I was just wondering while in the shower if the following limit

$\displaystyle \lim_{x\to{\infty}}\frac{e^{x}}{x!}=0$

Can be done another way...Please...Please don't put down the ways that are commonly seen...I know that

$\displaystyle x!$ increases much faster than $\displaystyle a^{x}$ thus the limit is 0...but does this method work?

For aesthetics n will denote ∞

So rewriting
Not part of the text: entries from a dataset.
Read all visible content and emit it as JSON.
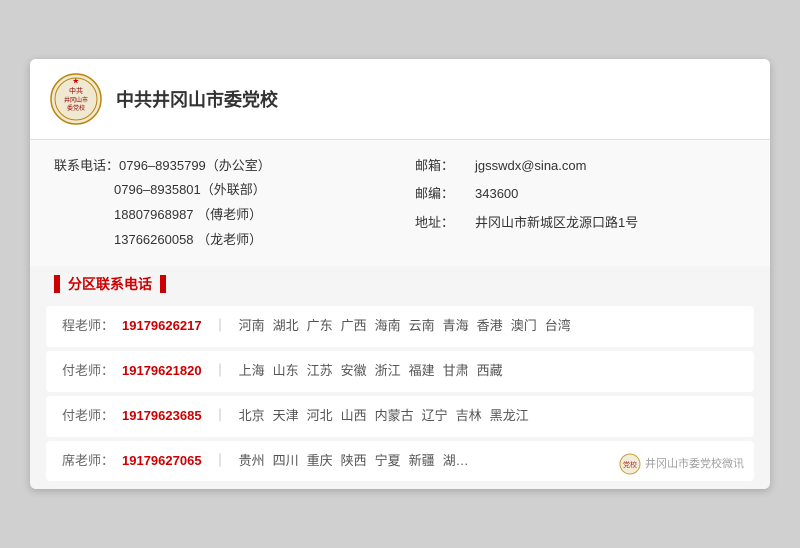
{
  "header": {
    "title": "中共井冈山市委党校",
    "logo_alt": "party-school-logo"
  },
  "contact": {
    "phone_label": "联系电话：",
    "phone1": "0796–8935799（办公室）",
    "phone2": "0796–8935801（外联部）",
    "phone3": "18807968987  （傅老师）",
    "phone4": "13766260058  （龙老师）",
    "email_label": "邮箱：",
    "email": "jgsswdx@sina.com",
    "postcode_label": "邮编：",
    "postcode": "343600",
    "address_label": "地址：",
    "address": "井冈山市新城区龙源口路1号"
  },
  "divider": {
    "text": "分区联系电话"
  },
  "regions": [
    {
      "teacher": "程老师：",
      "phone": "19179626217",
      "areas": [
        "河南",
        "湖北",
        "广东",
        "广西",
        "海南",
        "云南",
        "青海",
        "香港",
        "澳门",
        "台湾"
      ]
    },
    {
      "teacher": "付老师：",
      "phone": "19179621820",
      "areas": [
        "上海",
        "山东",
        "江苏",
        "安徽",
        "浙江",
        "福建",
        "甘肃",
        "西藏"
      ]
    },
    {
      "teacher": "付老师：",
      "phone": "19179623685",
      "areas": [
        "北京",
        "天津",
        "河北",
        "山西",
        "内蒙古",
        "辽宁",
        "吉林",
        "黑龙江"
      ]
    },
    {
      "teacher": "席老师：",
      "phone": "19179627065",
      "areas": [
        "贵州",
        "四川",
        "重庆",
        "陕西",
        "宁夏",
        "新疆",
        "湖…"
      ]
    }
  ],
  "watermark": {
    "text": "井冈山市委党校微讯"
  }
}
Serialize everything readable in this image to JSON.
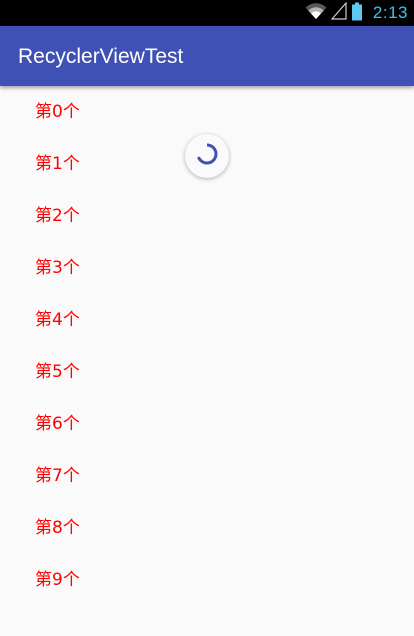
{
  "status_bar": {
    "time": "2:13",
    "icons": [
      "wifi-icon",
      "cell-signal-icon",
      "battery-icon"
    ],
    "time_color": "#3ec1f3"
  },
  "app_bar": {
    "title": "RecyclerViewTest",
    "color": "#3f51b5"
  },
  "list": {
    "item_color": "#ff0000",
    "items": [
      {
        "label": "第0个"
      },
      {
        "label": "第1个"
      },
      {
        "label": "第2个"
      },
      {
        "label": "第3个"
      },
      {
        "label": "第4个"
      },
      {
        "label": "第5个"
      },
      {
        "label": "第6个"
      },
      {
        "label": "第7个"
      },
      {
        "label": "第8个"
      },
      {
        "label": "第9个"
      }
    ]
  },
  "refresh_indicator": {
    "icon": "loading-spinner-icon",
    "color": "#3f51b5"
  }
}
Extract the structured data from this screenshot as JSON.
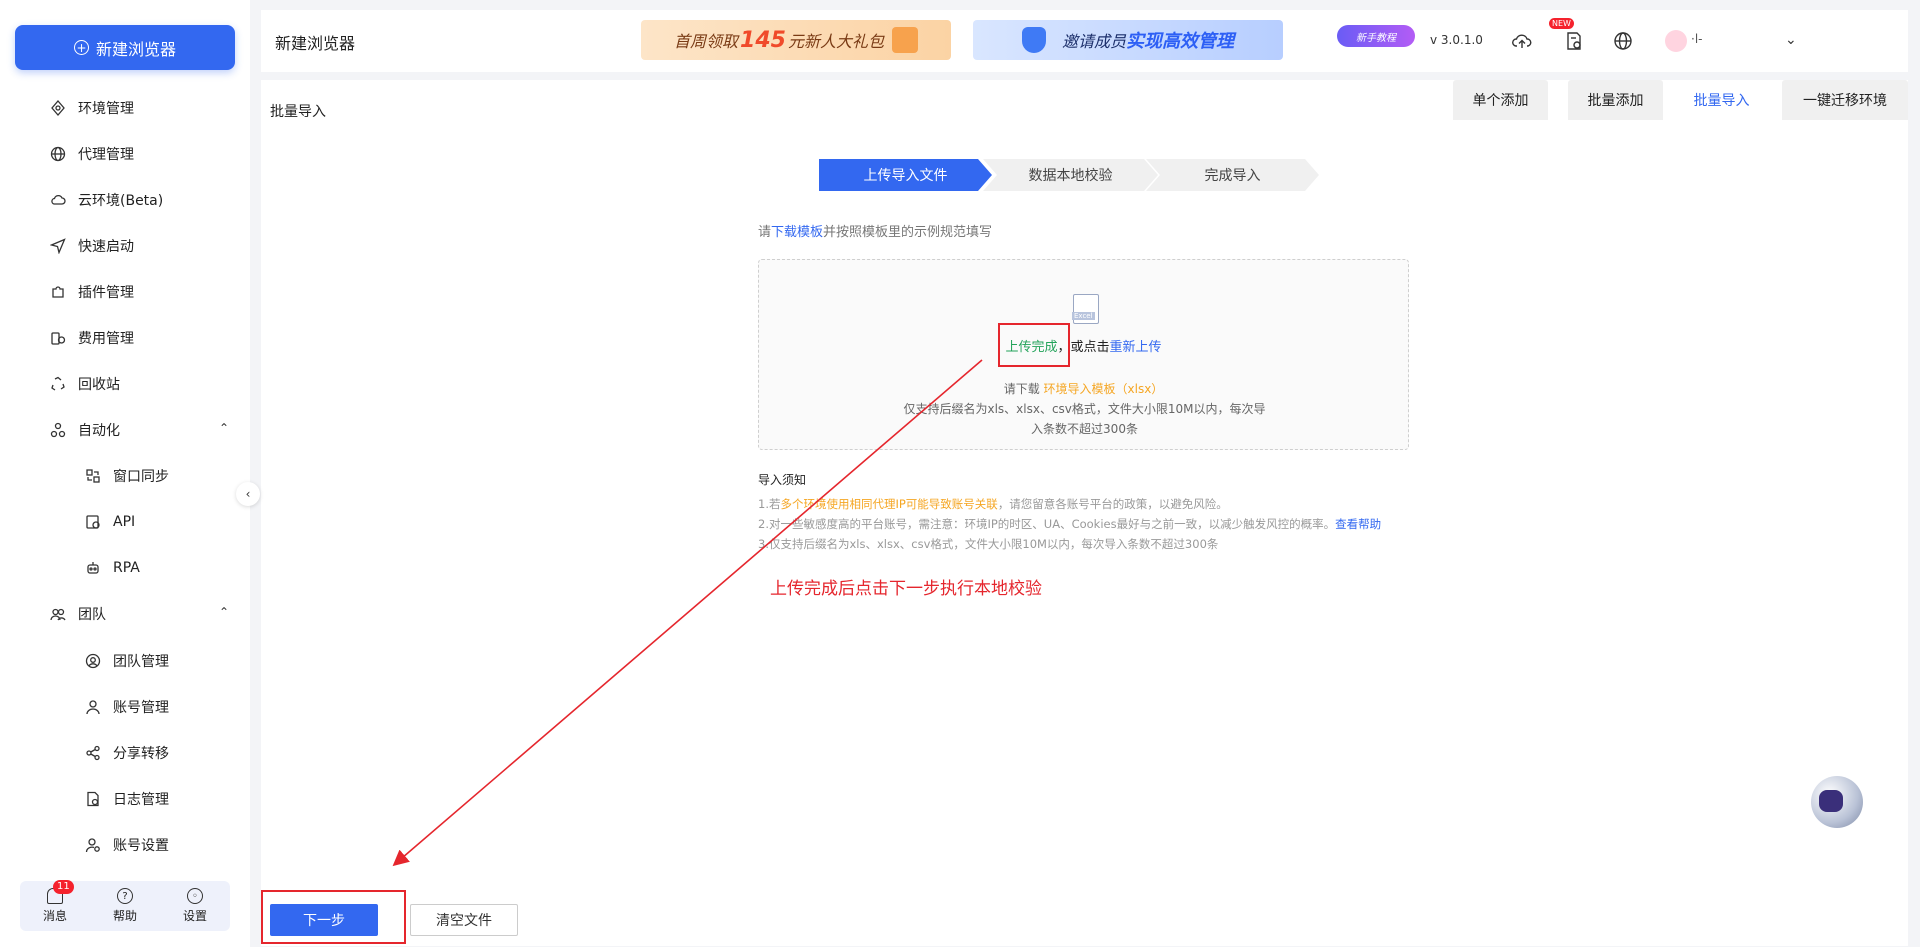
{
  "sidebar": {
    "new_button": "新建浏览器",
    "items": [
      {
        "label": "环境管理",
        "icon": "environment-icon"
      },
      {
        "label": "代理管理",
        "icon": "globe-icon"
      },
      {
        "label": "云环境(Beta)",
        "icon": "cloud-icon"
      },
      {
        "label": "快速启动",
        "icon": "send-icon"
      },
      {
        "label": "插件管理",
        "icon": "puzzle-icon"
      },
      {
        "label": "费用管理",
        "icon": "coins-icon"
      },
      {
        "label": "回收站",
        "icon": "recycle-icon"
      },
      {
        "label": "自动化",
        "icon": "automation-icon"
      },
      {
        "label": "窗口同步",
        "icon": "window-sync-icon"
      },
      {
        "label": "API",
        "icon": "api-icon"
      },
      {
        "label": "RPA",
        "icon": "robot-icon"
      },
      {
        "label": "团队",
        "icon": "team-icon"
      },
      {
        "label": "团队管理",
        "icon": "team-manage-icon"
      },
      {
        "label": "账号管理",
        "icon": "user-icon"
      },
      {
        "label": "分享转移",
        "icon": "share-icon"
      },
      {
        "label": "日志管理",
        "icon": "log-icon"
      },
      {
        "label": "账号设置",
        "icon": "user-settings-icon"
      }
    ],
    "bottom": {
      "messages": "消息",
      "messages_badge": "11",
      "help": "帮助",
      "settings": "设置"
    }
  },
  "header": {
    "title": "新建浏览器",
    "banner1": {
      "pre": "首周领取",
      "num": "145",
      "post": "元新人大礼包"
    },
    "banner2": {
      "pre": "邀请成员",
      "strong": "实现高效管理"
    },
    "tutorial": "新手教程",
    "version": "v 3.0.1.0",
    "new_tag": "NEW",
    "username": "·l-"
  },
  "main": {
    "section_title": "批量导入",
    "tabs": [
      "单个添加",
      "批量添加",
      "批量导入",
      "一键迁移环境"
    ],
    "active_tab": 2,
    "steps": [
      "上传导入文件",
      "数据本地校验",
      "完成导入"
    ],
    "hint": {
      "pre": "请",
      "link": "下载模板",
      "post": "并按照模板里的示例规范填写"
    },
    "dropzone": {
      "file_label": "Excel",
      "done": "上传完成",
      "middle": "，或点击",
      "reupload": "重新上传",
      "tpl_pre": "请下载 ",
      "tpl_link": "环境导入模板（xlsx）",
      "limit": "仅支持后缀名为xls、xlsx、csv格式，文件大小限10M以内，每次导入条数不超过300条"
    },
    "notes_title": "导入须知",
    "note1": {
      "pre": "1.若",
      "orange": "多个环境使用相同代理IP可能导致账号关联",
      "post": "，请您留意各账号平台的政策，以避免风险。"
    },
    "note2": {
      "text": "2.对一些敏感度高的平台账号，需注意：环境IP的时区、UA、Cookies最好与之前一致，以减少触发风控的概率。",
      "link": "查看帮助"
    },
    "note3": "3.仅支持后缀名为xls、xlsx、csv格式，文件大小限10M以内，每次导入条数不超过300条",
    "annotation": "上传完成后点击下一步执行本地校验"
  },
  "footer": {
    "next": "下一步",
    "clear": "清空文件"
  },
  "colors": {
    "primary": "#3368f0",
    "annotation_red": "#e5262d",
    "success_green": "#23a35a",
    "warning_orange": "#f5a623"
  }
}
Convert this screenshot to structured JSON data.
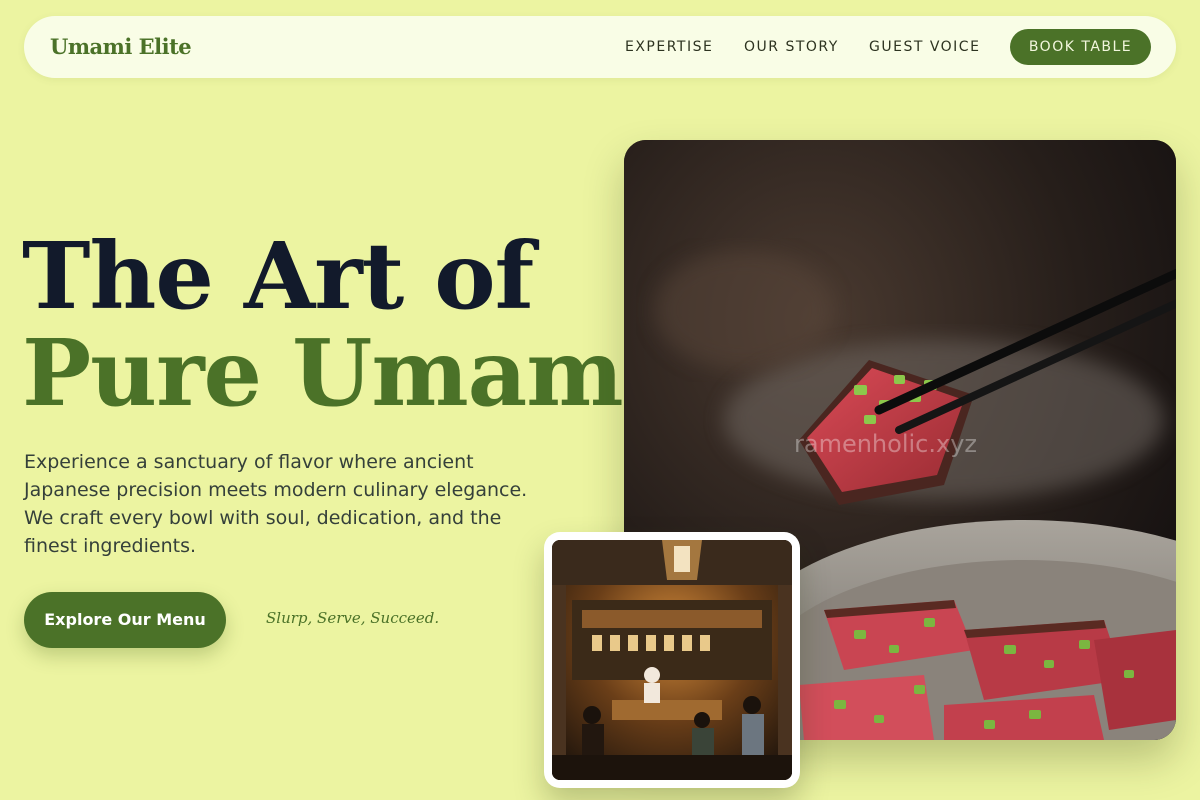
{
  "brand": {
    "name": "Umami Elite"
  },
  "nav": {
    "links": [
      "EXPERTISE",
      "OUR STORY",
      "GUEST VOICE"
    ],
    "cta_label": "BOOK TABLE"
  },
  "hero": {
    "headline_line1": "The Art of",
    "headline_line2": "Pure Umami.",
    "description": "Experience a sanctuary of flavor where ancient Japanese precision meets modern culinary elegance. We craft every bowl with soul, dedication, and the finest ingredients.",
    "cta_label": "Explore Our Menu",
    "tagline": "Slurp, Serve, Succeed."
  },
  "images": {
    "main": {
      "subject": "seared beef slice held with chopsticks over a plate",
      "watermark": "ramenholic.xyz"
    },
    "inset": {
      "subject": "warm-lit Japanese restaurant interior with chef and guests"
    }
  },
  "colors": {
    "background": "#ecf4a1",
    "nav_bg": "#f9fde6",
    "accent": "#4b7228",
    "headline_dark": "#121a2b",
    "body_text": "#35403a"
  }
}
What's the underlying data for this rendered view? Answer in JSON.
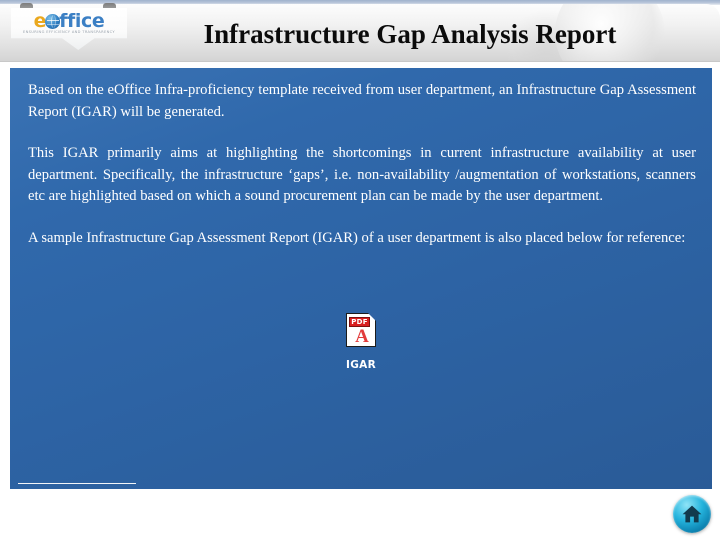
{
  "slide": {
    "title": "Infrastructure Gap Analysis Report",
    "logo": {
      "letter_e": "e",
      "letters_ffice": "ffice",
      "globe_icon": "globe-icon",
      "tagline": "ENSURING EFFICIENCY AND TRANSPARENCY"
    },
    "paragraphs": [
      "Based on the eOffice Infra-proficiency template received from user department, an Infrastructure Gap Assessment Report (IGAR) will be generated.",
      "This IGAR primarily aims at highlighting the shortcomings in current infrastructure availability at user department. Specifically, the infrastructure ‘gaps’, i.e. non-availability /augmentation of workstations, scanners etc are highlighted based on which a sound procurement plan can be made by the user department.",
      "A sample Infrastructure Gap Assessment Report (IGAR) of a user department is also placed below for reference:"
    ],
    "attachment": {
      "icon_name": "pdf-file-icon",
      "badge": "PDF",
      "label": "IGAR"
    },
    "home_button": {
      "icon_name": "home-icon",
      "label": "Home"
    },
    "colors": {
      "panel_blue": "#2D63A4",
      "panel_blue_light": "#3B73B4",
      "header_gray": "#EFEFEF",
      "title_black": "#0B0B0B",
      "body_white": "#FFFFFF",
      "logo_orange": "#EAA81E",
      "logo_blue": "#3B7FC4",
      "pdf_red": "#D81F20",
      "home_cyan": "#25B4DD"
    }
  }
}
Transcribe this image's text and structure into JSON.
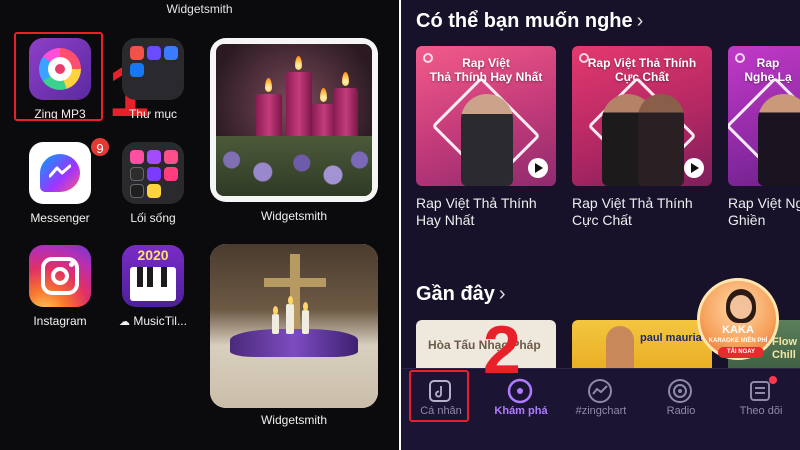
{
  "left": {
    "top_title": "Widgetsmith",
    "apps": {
      "zing": "Zing MP3",
      "folder": "Thư mục",
      "messenger": "Messenger",
      "messenger_badge": "9",
      "lifestyle": "Lối sống",
      "instagram": "Instagram",
      "musictiles": "MusicTil...",
      "musictiles_year": "2020"
    },
    "widget_top_label": "Widgetsmith",
    "widget_bottom_label": "Widgetsmith",
    "step_number": "1"
  },
  "right": {
    "section_suggest": "Có thể bạn muốn nghe",
    "section_recent": "Gần đây",
    "cards": [
      {
        "cover_text": "Rap Việt\nThả Thính Hay Nhất",
        "title": "Rap Việt Thả Thính Hay Nhất"
      },
      {
        "cover_text": "Rap Việt Thả Thính\nCực Chất",
        "title": "Rap Việt Thả Thính Cực Chất"
      },
      {
        "cover_text": "Rap\nNghe Lạ",
        "title": "Rap Việt Nghe Là Ghiền"
      }
    ],
    "recent": {
      "card1_text": "Hòa Tấu Nhạc Pháp",
      "card2_text": "paul mauriat",
      "card3_text": "Flow Chill"
    },
    "promo": {
      "title": "KAKA",
      "subtitle": "KARAOKE MIỄN PHÍ",
      "button": "TẢI NGAY"
    },
    "nav": [
      "Cá nhân",
      "Khám phá",
      "#zingchart",
      "Radio",
      "Theo dõi"
    ],
    "step_number": "2"
  },
  "colors": {
    "highlight_red": "#e8202a",
    "app_bg": "#17122a",
    "accent_purple": "#b07cff"
  }
}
$\displaystyle \lim_{x\to{\infty}}\frac{e^{x}}{x!}$

as

$\displaystyle \lim_{x\to\infty}\frac{1+x+\frac{x^2}{2!}+\text{.. .}+\frac{x^n}{n!}}{x(x-1)(x-2)\text{...}(x-(n-1))(x-n)}$

Factoring out an $\displaystyle x^{n}$ from top and bottom we get

$\displaystyle \lim_{x\to\infty}\frac{x^{n}\bigg[\frac{1}{x^{n}}+\frac{1}{2!x^{n-1}}+\frac{1}{3!x^{n-3}}+...+\frac{1}{n!}\bigg]}{x^n(1-\frac{1}{x})(1-\frac{2}{x})...(1-\frac{n}{x})}$

Cancelling we would get

$\displaystyle \lim_{x\to\infty}\frac{\frac{1}{x^n}+\frac{1}{x^{n-1}}+\frac{1}{x^{n-2}2!}+...+\frac{1}{n!}}{(1-\frac{1}{x})(1-\frac{2}{x})...(1-\frac{n}{x})}$

Which would be equilvalent to

$\displaystyle \frac{0+0+0...+0}{(1-0)(1-0)...(1-0)}=\frac{0}{1}=0$

Is that mathematically sound?